Closing out the month of August, US consumer prices ticked up a measely 0.2 percent, led by a surge in medical care that helped to offset the rather flat movement in the food and energy sectors. While this note is rather a bland one, the results follow similar readings from July. In addition, core inflation—numbers that do not include the likes of more volatile categories such as food and energy—have increased a similar 0.3 percent, according to the most recent report from the US Labor Department, on Friday.
Capitol Economics US economist Steve Murphy, for example, notes, “Domestic price pressures continue to build, but only very gradually.”
This is the largest marked monthly increase since February; the core inflation climbing from a record jump in drug prices as well as the biggest rise in doctor and hospital charges in 25 years.
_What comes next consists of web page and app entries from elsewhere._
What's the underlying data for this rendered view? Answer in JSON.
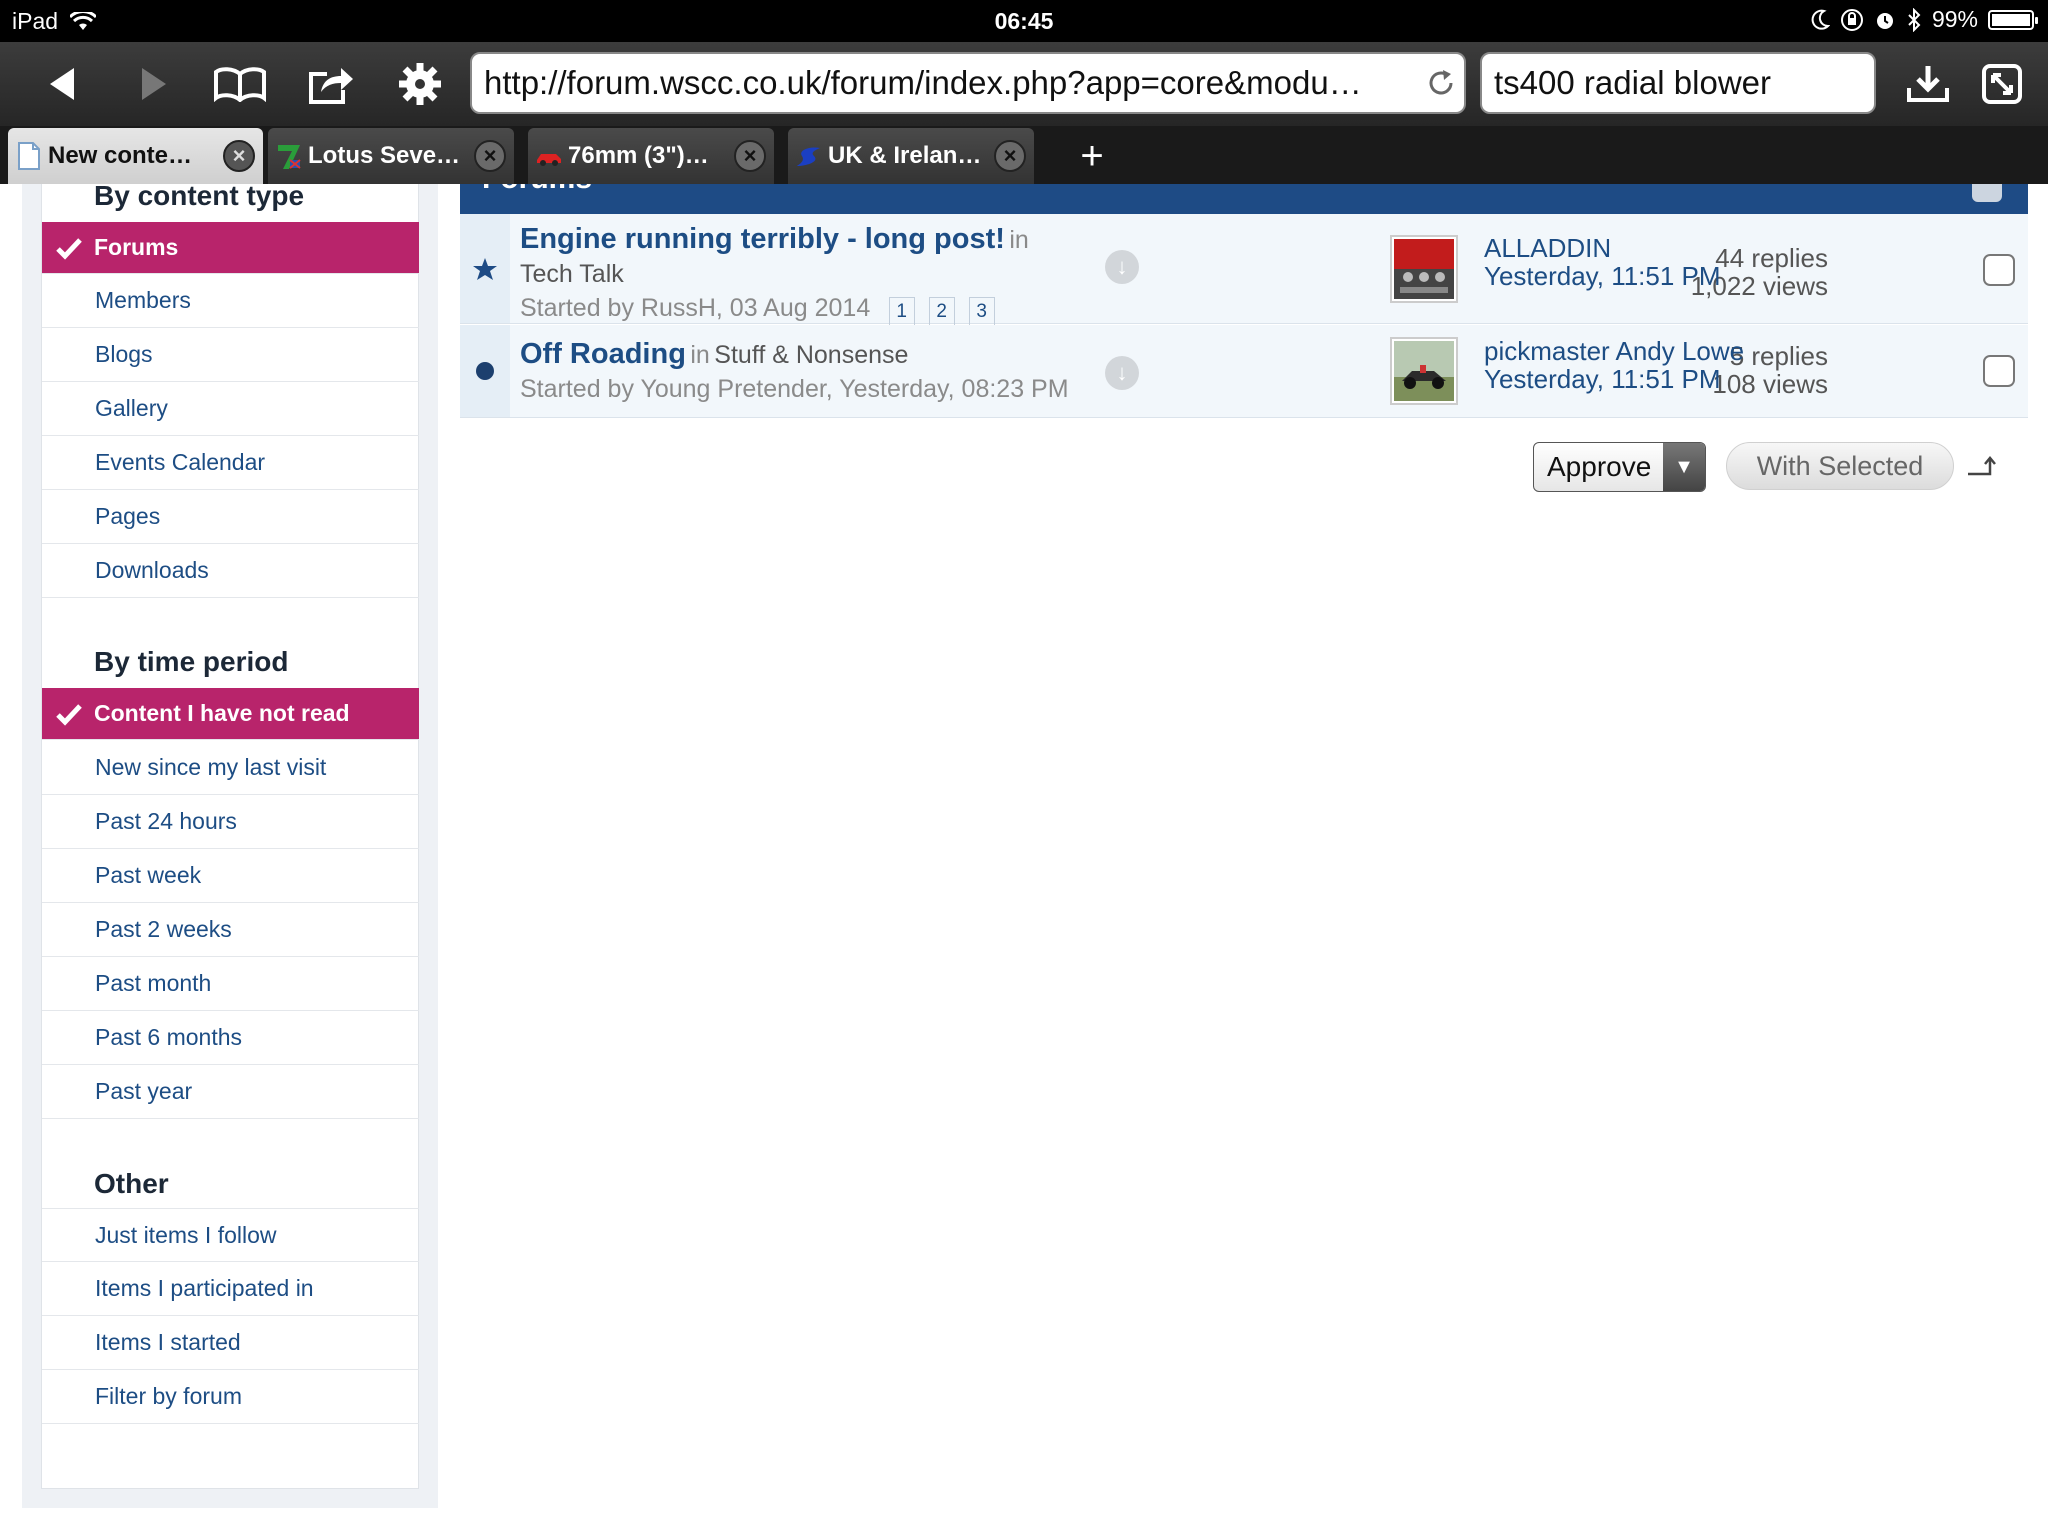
{
  "status_bar": {
    "device": "iPad",
    "time": "06:45",
    "battery": "99%",
    "battery_level": 0.99
  },
  "browser": {
    "url": "http://forum.wscc.co.uk/forum/index.php?app=core&modu…",
    "search_query": "ts400 radial blower",
    "tabs": [
      {
        "title": "New conte…",
        "active": true,
        "favicon": "document-icon"
      },
      {
        "title": "Lotus Seve…",
        "active": false,
        "favicon": "seven-logo-icon"
      },
      {
        "title": "76mm (3\")…",
        "active": false,
        "favicon": "red-car-icon"
      },
      {
        "title": "UK & Irelan…",
        "active": false,
        "favicon": "blue-s-logo-icon"
      }
    ],
    "new_tab_label": "+"
  },
  "sidebar": {
    "content_type": {
      "heading": "By content type",
      "items": [
        "Forums",
        "Members",
        "Blogs",
        "Gallery",
        "Events Calendar",
        "Pages",
        "Downloads"
      ],
      "selected_index": 0
    },
    "time_period": {
      "heading": "By time period",
      "items": [
        "Content I have not read",
        "New since my last visit",
        "Past 24 hours",
        "Past week",
        "Past 2 weeks",
        "Past month",
        "Past 6 months",
        "Past year"
      ],
      "selected_index": 0
    },
    "other": {
      "heading": "Other",
      "items": [
        "Just items I follow",
        "Items I participated in",
        "Items I started",
        "Filter by forum"
      ]
    }
  },
  "main": {
    "section_title": "Forums",
    "topics": [
      {
        "title": "Engine running terribly - long post!",
        "in_label": "in",
        "forum": "Tech Talk",
        "started": "Started by RussH, 03 Aug 2014",
        "pages": [
          "1",
          "2",
          "3"
        ],
        "replies": "44 replies",
        "views": "1,022 views",
        "last_poster": "ALLADDIN",
        "last_time": "Yesterday, 11:51 PM",
        "status_icon": "star-icon"
      },
      {
        "title": "Off Roading",
        "in_label": "in",
        "forum": "Stuff & Nonsense",
        "started": "Started by Young Pretender, Yesterday, 08:23 PM",
        "pages": [],
        "replies": "5 replies",
        "views": "108 views",
        "last_poster": "pickmaster Andy Lowe",
        "last_time": "Yesterday, 11:51 PM",
        "status_icon": "unread-dot-icon"
      }
    ],
    "moderation": {
      "action": "Approve",
      "submit": "With Selected"
    }
  },
  "colors": {
    "accent_active": "#b8246b",
    "link": "#1d4d84",
    "header_bar": "#1e4b85"
  }
}
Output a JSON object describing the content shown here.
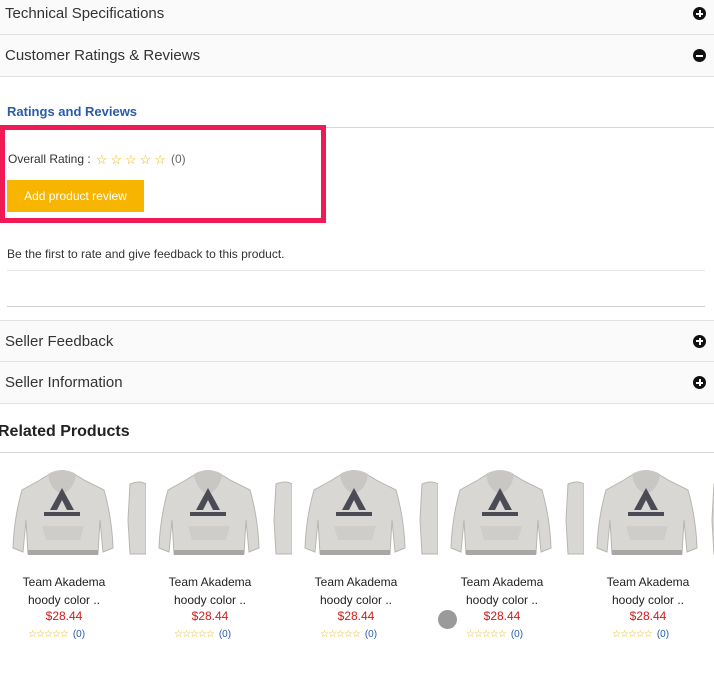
{
  "accordion": {
    "technical_specifications": "Technical Specifications",
    "customer_ratings_reviews": "Customer Ratings & Reviews",
    "seller_feedback": "Seller Feedback",
    "seller_information": "Seller Information"
  },
  "reviews": {
    "section_title": "Ratings and Reviews",
    "overall_rating_label": "Overall Rating :",
    "overall_stars": 0,
    "overall_count": "(0)",
    "add_review_label": "Add product review",
    "first_rate_text": "Be the first to rate and give feedback to this product."
  },
  "related": {
    "title": "Related Products",
    "products": [
      {
        "name_line1": "Team Akadema",
        "name_line2": "hoody color ..",
        "price": "$28.44",
        "rating_count": "(0)"
      },
      {
        "name_line1": "Team Akadema",
        "name_line2": "hoody color ..",
        "price": "$28.44",
        "rating_count": "(0)"
      },
      {
        "name_line1": "Team Akadema",
        "name_line2": "hoody color ..",
        "price": "$28.44",
        "rating_count": "(0)"
      },
      {
        "name_line1": "Team Akadema",
        "name_line2": "hoody color ..",
        "price": "$28.44",
        "rating_count": "(0)"
      },
      {
        "name_line1": "Team Akadema",
        "name_line2": "hoody color ..",
        "price": "$28.44",
        "rating_count": "(0)"
      }
    ]
  },
  "colors": {
    "accent_yellow": "#f7b400",
    "highlight_border": "#f01a55",
    "link_blue": "#2a5ba8",
    "price_red": "#d01c1c"
  }
}
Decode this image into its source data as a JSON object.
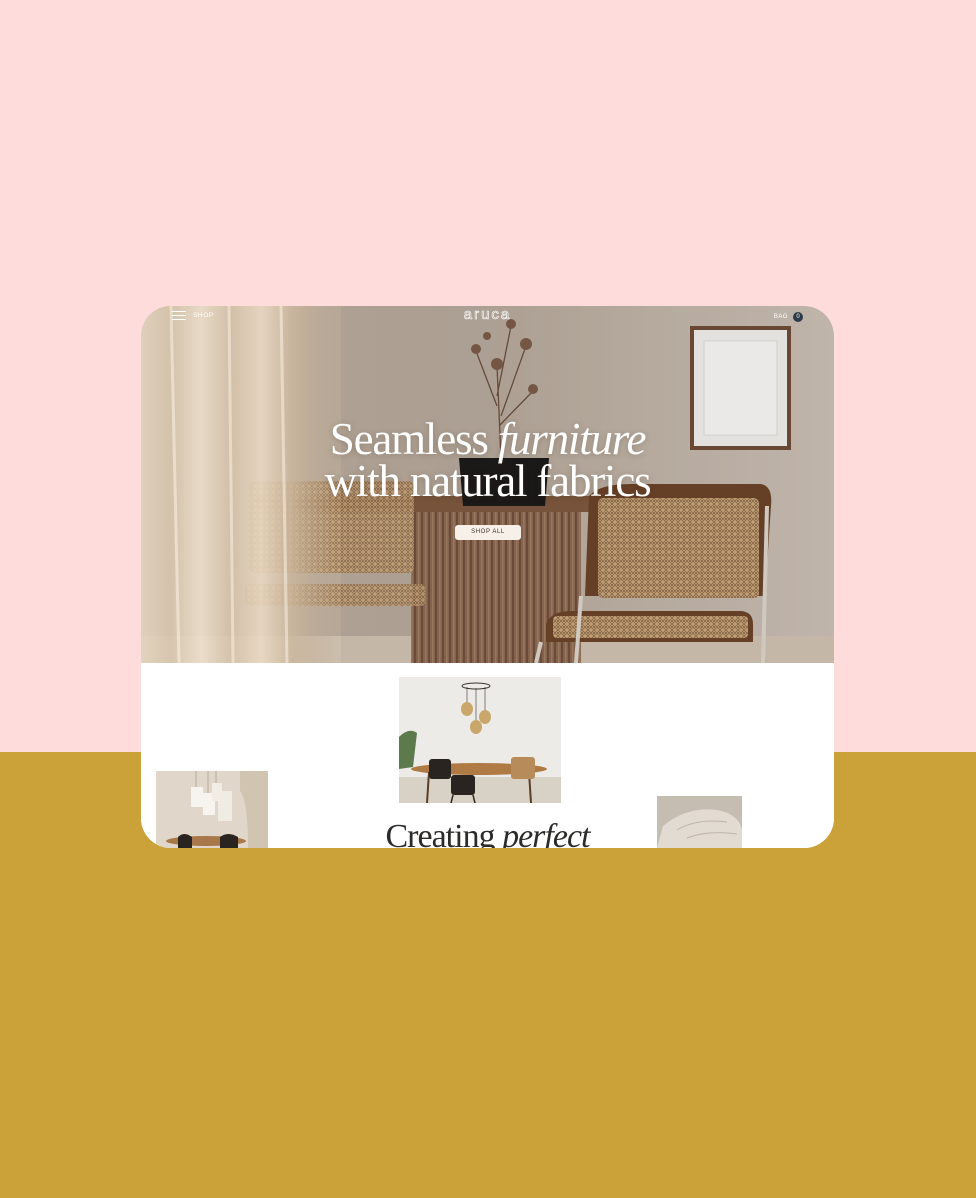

Indeed, drug prices, medical services (hospital stays and doctor visits, etc) both jumped about 0.9 percent in the month; the biggest one-month rise in this category since November 1990. Overall, though, medical care services have increased 5.1 percent over the past year—the biggest increase, obviously, in any major category.
On the other hand, the flat, unchanging rates for food costs in August, bring that stagnation to a full 12 months. Similarly, housing and rental costs increased 0.3 percent in August to mark a notable 3.4 percent over the course of the past year.
Indeed, over the past year, core inflation has risen 2.3 percent, specifically, but as a whole inflation has only increased about 1.1 percent. This is still far below the 2 percent target the Federal Reserve for annual inflation increase markers.
Next week, then, the Fed will meet to discuss the interest rate. Of course, analysts expect to keep key interest rates the same—at a very near-record low, in a range of 0.25 percent to 0.5 percent. Now, the Fed did raise rates—by one-quarter-point—in December, but in the months since then, officials have been reluctant on any more hikes. This, of course, reflects major concern over slow economic growth in the US as well as concern over various discord among global financial markets.
Still, economists believe that the Fed rate hike will most likely come towards the end of this year.